Fox News Sunday host Chris Wallace criticized conservatives for lionizing Nevada rancher Cliven Bundy, whose outlaw campaign against the federal government further collapsed when he was caught in a racist tirade against blacks.
Wallace told radio host and Fox News contributor Mike Gallagher, "some of your colleagues on the conservative side jumped on this bandwagon way too quickly, way too -- and, you know, I've never quite understood why this guy was a hero."
Wallace added that he agreed with Fox News contributor Charles Krauthammer, who similarly criticized conservatives for championing Bundy. Krauthammer remarked yesterday on Fox News: "Do I have the right to go in to graze sheep in Central Park? I think not. You have to have some respect for the federal government, some respect for our system. And to say you don't and you don't recognize it and that makes you a conservative hero, to me, is completely contradictory, and rather appalling."
While Wallace did not single out specific conservatives, many of Bundy's biggest champions work for Fox News. Fox News' senior judicial analyst, Andrew Napolitano, called Bundy a "patriotic, heroic American." Fox News correspondent Todd Starnes defended Bundy by claiming "they used to string folks up" for what the government did to Bundy.
And Fox News host Sean Hannity spent weeks pushing Bundy's cause and hosted him multiple times. His fervent support for Bundy drew criticism and mockery, causing Hannity to respond that "we're not ashamed of our coverage. We're actually proud of our coverage." When the racist tirade surfaced, however, Hannity was forced to renounce Bundy's comments, while claiming government overreach is still the real issue.
From the April 25 edition of Salem Radio Network's The Mike Gallagher Show:
GALLAGHER: From day one, I said let's not get too excited about this guy. We don't know anything about him. He's not exactly -- this is probably not a guy who could be -- is the poster child for being folk hero status. That's what I said.
WALLACE: Well, that's wise. Because I must say, some of your colleagues on the conservative side jumped on this bandwagon way too quickly, way too -- and, you know, I've never quite understood why this guy was a hero. I mean I understand you say, "Well, government overreach, big government." But as Charles Krauthammer said yesterday, "You know, if I wanted to graze my sheep in Central Park, do I have a right to do that?"
GALLAGHER: Right. But everything about what people don't like about the government came to fruition in this story.
WALLACE: Well wait a minute. The guy had had judgments against him. They went to court. I don't know, we have a system. You go to court. If you don't like what the court does, then you appeal it in the court. He'd been in the courts for ten years and the courts kept ruling against him.
WALLACE: I'm not saying that the government acted perfectly. On the other hand, I don't know that you make a hero out of a guy who, you know, look.
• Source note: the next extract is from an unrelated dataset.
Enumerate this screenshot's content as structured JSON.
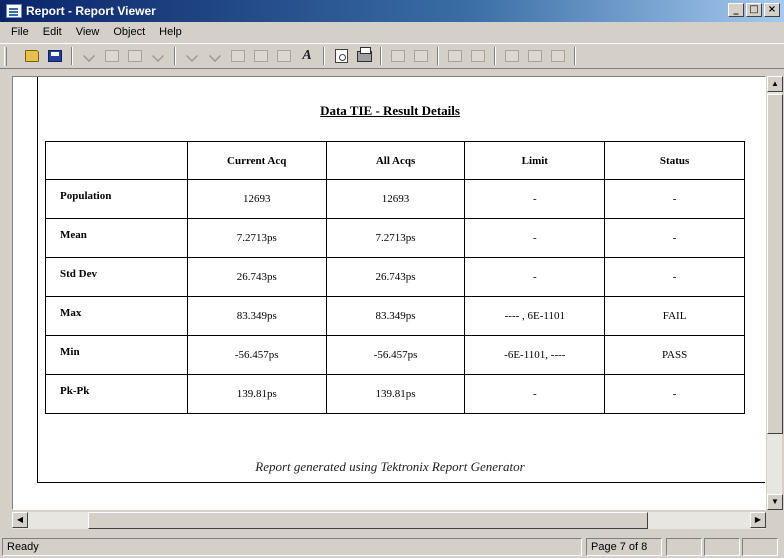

There are obligations. It would be like saying, "Well, I'm not going to allow myself to be screened at the airport. Because that's government overreach."
GALLAGHER: No, you're right. You're right.
WALLACE: Guess what? You're going to be put in jail.